    1. Ha ha! Glad to have supplied the soundtrack. Thanks Marie. :)

      Delete
  10. Love this style. Makes me wish I smoked cigars or wore a trench coat. Irregardless, I was swirling in whatever you were smoking;)

    ReplyDelete
  11. All I could see was Humphrey Bogart for some reason ;-) Enjoyed the inner dialogue and the damn thing!

    ReplyDelete
  12. loaded with intrigue - well done lum

    ReplyDelete
  13. I hope she was wearing a Maltese Dalkon while you two took a roll in the...dough.

    ReplyDelete
    Replies
    1. Yes, I hope so, since i wasnt there. Thats my story anyway! Thanks Jody.

      Delete
  14. Ah, the husband is dead and they're (literally) rolling in the dough...great day, indeed :)

    ReplyDelete
    Replies
    1. He's just missing. :) I just realized I should have said "rolled in the cabbage", another old time word for money. Thanks Janna.

      Delete
  15. Love the voice of the character here, and idioms galore! This was a great write.

    ReplyDelete
  16. I went to the library yesterday. They only had two Raymond Chandler books, and I had read both of them. This is only a temporary noir fix.

    ReplyDelete
  17. I loved this!! Read it through twice!! Very nice my friend!! Xo ~ Jen

    ReplyDelete
  18. This was a fun read! Good take on the prompt!

    ReplyDelete
  19. The tall blonde, the broad, the dame... I love the anonymity of character.

    ReplyDelete
    Replies
    1. Thank you Brenda. Loved your piece.

      Delete
  20. Great noir and play on the title!

    ReplyDelete
    Replies
    1. Bee, thanks for your comment and noticing the double entendre in the title. :)

      Delete
  21. A very good day indeed! I guess the broad was worth the risk after all!

    ReplyDelete
  22. Good job. I liked the tone and language you used. I liked how you did the husband away. It was a nice change from the usual bump off.

    ReplyDelete
    Replies
    1. Thank Ann. I try to stay up beat, even with noir. Lol! :)

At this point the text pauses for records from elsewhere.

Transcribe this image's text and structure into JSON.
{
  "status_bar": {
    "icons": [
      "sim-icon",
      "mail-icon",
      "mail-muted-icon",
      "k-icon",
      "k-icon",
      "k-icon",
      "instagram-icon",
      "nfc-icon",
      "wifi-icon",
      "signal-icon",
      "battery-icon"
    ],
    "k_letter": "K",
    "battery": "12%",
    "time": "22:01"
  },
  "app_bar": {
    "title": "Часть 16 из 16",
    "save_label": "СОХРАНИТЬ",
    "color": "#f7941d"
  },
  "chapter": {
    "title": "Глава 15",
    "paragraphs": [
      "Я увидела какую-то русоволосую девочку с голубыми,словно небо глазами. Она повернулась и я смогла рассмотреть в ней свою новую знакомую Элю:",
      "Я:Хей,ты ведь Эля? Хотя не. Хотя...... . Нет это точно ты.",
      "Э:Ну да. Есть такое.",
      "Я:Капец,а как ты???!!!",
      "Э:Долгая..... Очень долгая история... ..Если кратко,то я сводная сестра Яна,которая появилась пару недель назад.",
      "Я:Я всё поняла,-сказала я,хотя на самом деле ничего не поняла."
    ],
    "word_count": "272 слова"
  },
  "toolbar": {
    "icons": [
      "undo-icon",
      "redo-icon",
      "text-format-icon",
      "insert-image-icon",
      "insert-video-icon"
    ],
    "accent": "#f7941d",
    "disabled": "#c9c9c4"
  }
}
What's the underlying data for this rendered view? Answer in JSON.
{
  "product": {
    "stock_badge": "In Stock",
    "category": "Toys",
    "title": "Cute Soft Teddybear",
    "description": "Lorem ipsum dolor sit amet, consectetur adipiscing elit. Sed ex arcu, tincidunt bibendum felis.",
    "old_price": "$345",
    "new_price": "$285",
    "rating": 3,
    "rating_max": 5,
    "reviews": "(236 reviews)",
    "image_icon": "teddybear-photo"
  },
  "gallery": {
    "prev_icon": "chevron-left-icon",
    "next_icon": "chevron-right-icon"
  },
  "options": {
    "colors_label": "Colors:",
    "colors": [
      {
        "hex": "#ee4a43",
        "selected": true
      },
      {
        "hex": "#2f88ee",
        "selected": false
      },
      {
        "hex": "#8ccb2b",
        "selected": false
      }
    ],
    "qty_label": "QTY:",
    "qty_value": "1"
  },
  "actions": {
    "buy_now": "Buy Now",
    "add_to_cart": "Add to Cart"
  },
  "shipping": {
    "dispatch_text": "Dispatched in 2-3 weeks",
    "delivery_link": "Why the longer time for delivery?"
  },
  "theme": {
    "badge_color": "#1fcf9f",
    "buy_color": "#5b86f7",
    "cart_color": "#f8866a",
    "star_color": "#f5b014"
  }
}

      Delete
  23. I heard the voice of Humphrey Bogart while reading this. Perfect noir, and I loved every single word!

    ReplyDelete
    Replies
    1. Thank you for such kind words Tina.

      Delete
  24. It was a mini movie...almost a musical..I can also visualize a dance number in the end...legs kicking high..noir well done.

    ReplyDelete
  25. I LOVED this. Loved it. Read it three times and smiled ear to ear! Great job!!

    ReplyDelete
  26. couldn't resist "blinging" you, lumdog! have a terrific day! -jody

    You've been blinged: http://humantriumphant.wordpress.com/2013/04/06/blog-bling/

    ReplyDelete